Yale Law School Merit Awards a “Travesty of the Highest Order”
“It is a travesty of the highest order to honor as ‘meritorious’ those who openly and notoriously trample the Constitution,” said Yale Law School alum Timothy L. Jenkins (’64) in response to Yale’s Award of Merit for Clarence Thomas (’74) and Samuel A. Alito Jr. (’75).
A veteran of the Civil Rights Movement and Teaching for Change board member, Jenkins expressed his dismay in a letter to the University fundraising committee this week.
Jenkins’ letter (below) can serve as an inspiration to all of us to speak up when institutions give awards that contradict their mission, all too often motivated by politics or funding.
To the Yale Law School Fundraising Committee:
Having ignored your repeated solicitations to give to the Yale Law School Fund this year, I owe you more than silence for my refusal to accede to your requests, as a matter of conscience.
As one who considers it the hallmark of his Law School career and since to have strongly aided and abetted the passage and fulfillment of the 1965 Voting Rights Act, I am both appalled and outraged that my Law School, long celebrated for enlightenment, had the flawed judgement, dare I say audacity, to bestow its “Award of Merit” to graduates, Samuel Alito and Clarence Thomas, who bear the stain of having eviscerated the promise of that blood-won legislation on the eve of its 50th anniversary.
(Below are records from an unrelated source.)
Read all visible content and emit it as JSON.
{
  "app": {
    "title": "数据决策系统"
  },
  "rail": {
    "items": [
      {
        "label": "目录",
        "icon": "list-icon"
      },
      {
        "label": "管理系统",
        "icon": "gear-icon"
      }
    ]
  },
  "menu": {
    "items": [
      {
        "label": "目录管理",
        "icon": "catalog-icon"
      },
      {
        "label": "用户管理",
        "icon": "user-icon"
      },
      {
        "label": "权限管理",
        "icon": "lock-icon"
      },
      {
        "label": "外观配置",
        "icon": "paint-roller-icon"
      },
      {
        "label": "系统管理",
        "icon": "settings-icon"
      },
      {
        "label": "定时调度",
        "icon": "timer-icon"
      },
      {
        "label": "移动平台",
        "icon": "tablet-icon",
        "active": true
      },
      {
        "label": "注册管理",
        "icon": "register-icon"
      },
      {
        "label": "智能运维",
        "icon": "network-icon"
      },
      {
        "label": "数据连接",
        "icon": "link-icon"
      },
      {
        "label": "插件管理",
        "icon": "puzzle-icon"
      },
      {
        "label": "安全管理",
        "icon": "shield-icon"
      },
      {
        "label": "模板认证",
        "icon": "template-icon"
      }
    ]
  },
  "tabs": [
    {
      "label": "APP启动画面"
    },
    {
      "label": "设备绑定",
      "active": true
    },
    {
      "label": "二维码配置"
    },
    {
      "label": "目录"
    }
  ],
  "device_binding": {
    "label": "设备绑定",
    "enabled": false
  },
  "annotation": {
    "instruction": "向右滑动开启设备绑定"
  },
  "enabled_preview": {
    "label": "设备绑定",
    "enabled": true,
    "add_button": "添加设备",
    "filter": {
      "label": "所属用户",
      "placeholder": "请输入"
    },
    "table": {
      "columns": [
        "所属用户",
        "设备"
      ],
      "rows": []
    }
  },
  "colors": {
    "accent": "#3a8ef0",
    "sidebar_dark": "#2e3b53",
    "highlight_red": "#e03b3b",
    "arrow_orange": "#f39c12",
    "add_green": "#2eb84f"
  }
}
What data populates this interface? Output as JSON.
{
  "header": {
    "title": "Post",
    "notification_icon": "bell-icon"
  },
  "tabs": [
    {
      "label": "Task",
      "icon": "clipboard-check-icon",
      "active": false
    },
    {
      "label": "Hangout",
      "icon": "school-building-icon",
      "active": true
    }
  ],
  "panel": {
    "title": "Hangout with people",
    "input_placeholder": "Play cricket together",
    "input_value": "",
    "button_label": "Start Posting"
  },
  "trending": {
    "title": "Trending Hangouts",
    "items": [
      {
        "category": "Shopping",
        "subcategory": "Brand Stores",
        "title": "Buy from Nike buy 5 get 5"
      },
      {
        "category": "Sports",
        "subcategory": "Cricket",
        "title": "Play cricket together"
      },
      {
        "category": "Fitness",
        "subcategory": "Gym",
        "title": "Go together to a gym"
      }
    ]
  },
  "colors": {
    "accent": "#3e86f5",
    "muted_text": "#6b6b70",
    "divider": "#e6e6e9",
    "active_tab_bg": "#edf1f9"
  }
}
Ignoring the lessons of history and today’s facts of life, they helped comprise the Court’s majority to re-open the door to Black and Hispanic disenfranchisement second only to the willfully blind destruction of the Taney Court in Dred Scott and the later taint of Plessy v Ferguson as evidenced in the avalanche of noxious new voting legislation now belching from emboldened state legislatures across the nation.
While not a career lawyer in civil rights, my civic and political common sense tells me that it is a travesty of the highest order to honor as “meritorious” those who openly and notoriously trample the Constitution as evidenced in their decision of Shelby County Alabama v. Holder.
As such, the “corporate person” of Yale Law School Alumni and its leadership owe an apology to its members and the interested public, rather than a routine philanthropic solicitation in the face of this short-sighted ceremonial sacrilege.
Honors should be morally purposeful and not morally thoughtless, if not depraved.
Timothy L. Jenkins, Yale Law 1964
Related resource: “An Open Letter to Justice Clarence Thomas from a Federal Judicial Colleague” by Leon Higginbotham Jr., November 29, 1991.